Fig. 2 Undetectable ALK mRNA expression in Raji and THP-1 cell lines.

ALK mRNA expression in different tumor cell lines according to two different datasets in CCLE (https://portals.broadinstitute.org/ccle). (A) RNA sequencing (RNA-seq) data. (B) Gene expression profiling data. Raji, THP-1, and the ALK-positive neuroblastoma cell lines SH-SY5Y and SK-N-BE are indicated by arrows.

Notably, Zeng et al. (1) performed both the library compound screening and all the experiments with LDK378 or AP26113 with an inhibitor concentration of 10 μM. However, drug concentration is critical for selective ALK inhibition. For example, LDK378 is selective for ALK with a median inhibitory concentration (IC50) of 200 pM but at higher concentrations inhibits other tyrosine kinases such as IGF-1R (IC50 of 8 nM), with broad inhibition of several tyrosine kinases at concentrations above 100 nM (10). Likewise, AP26113 has an IC50 of 370 pM for ALK and of 24.9 nM for IGF-1R (11). Therefore, when used at 10 μM [such as in the experiments performed by Zeng et al. (1)], it is likely that these compounds block multiple tyrosine kinases.

Together, our findings indicate that mouse and human monocytes and macrophages do not express detectable amounts of the ALK receptor. Thus, the interesting findings that LDK378 blocks CDN-induced STING activation in vitro, as well as polymicrobial sepsis or lipopolysaccharide-induced endotoxemia in vivo, may be explained by the activity of this compound against other kinase(s) different than ALK.

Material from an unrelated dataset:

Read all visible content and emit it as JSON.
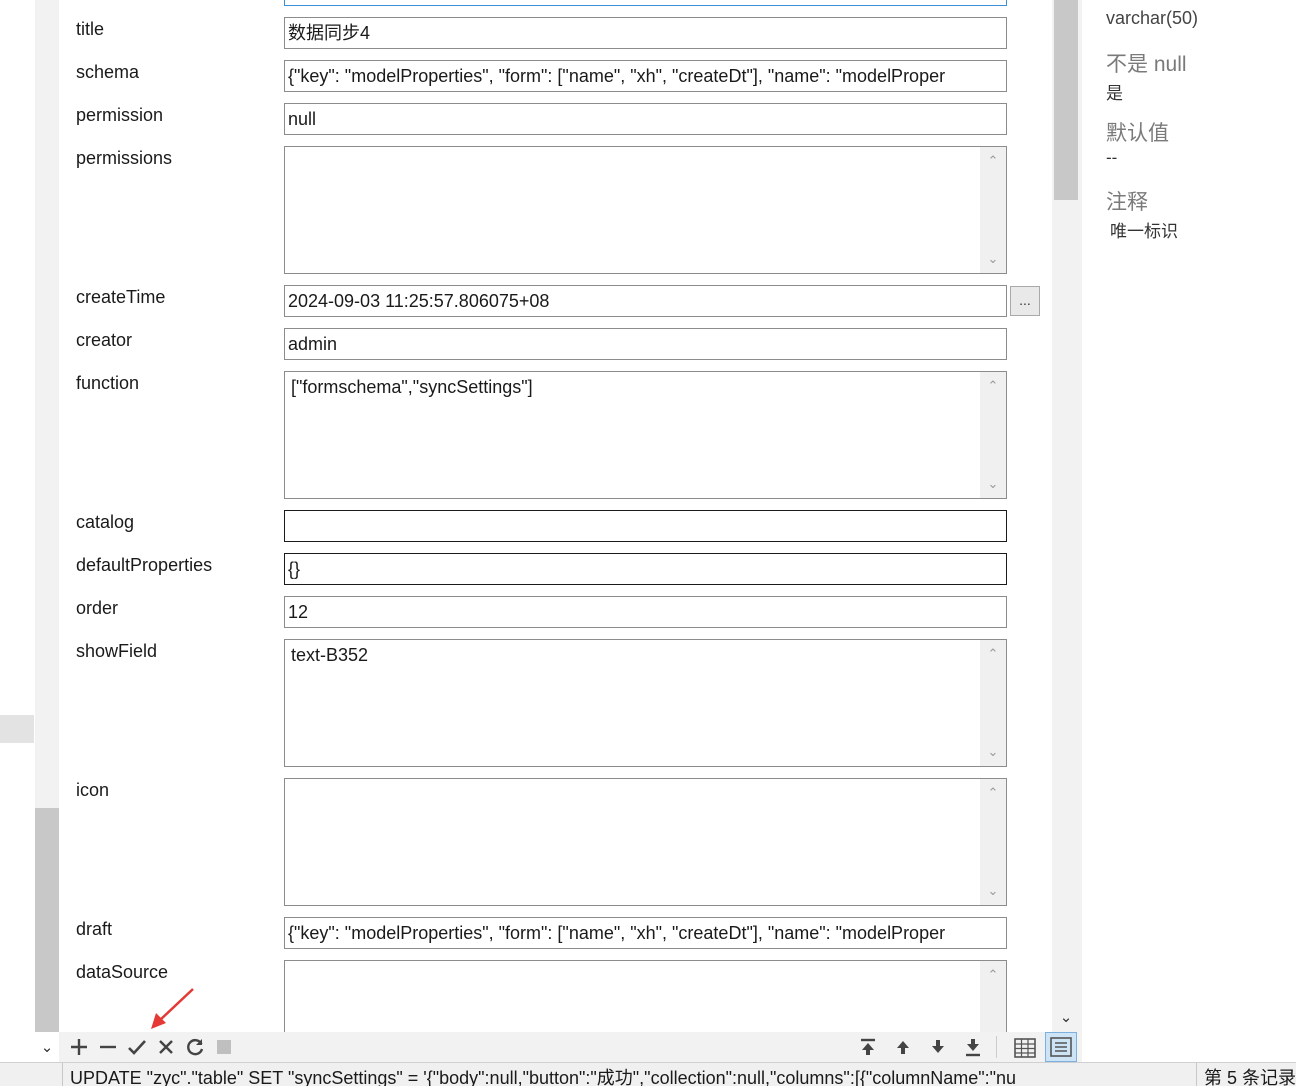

REFERENCES AND NOTES

Acknowledgments: We would like to thank C. Ambrogio for the helpful discussion and critical reading of the manuscript. We would like to thank K. Fitzgerald (Medical School, University of Massachusetts) for the THP-1, RAW264.7, and iBMDMs cell lines and T. Jacks (MIT) for the KP1233 cell line. Funding: The work was supported by the R01 CA196703, D2017-026 V Foundation, and Translational Research Program (TRP) grants to R.C.
View Abstract

Navigate This Article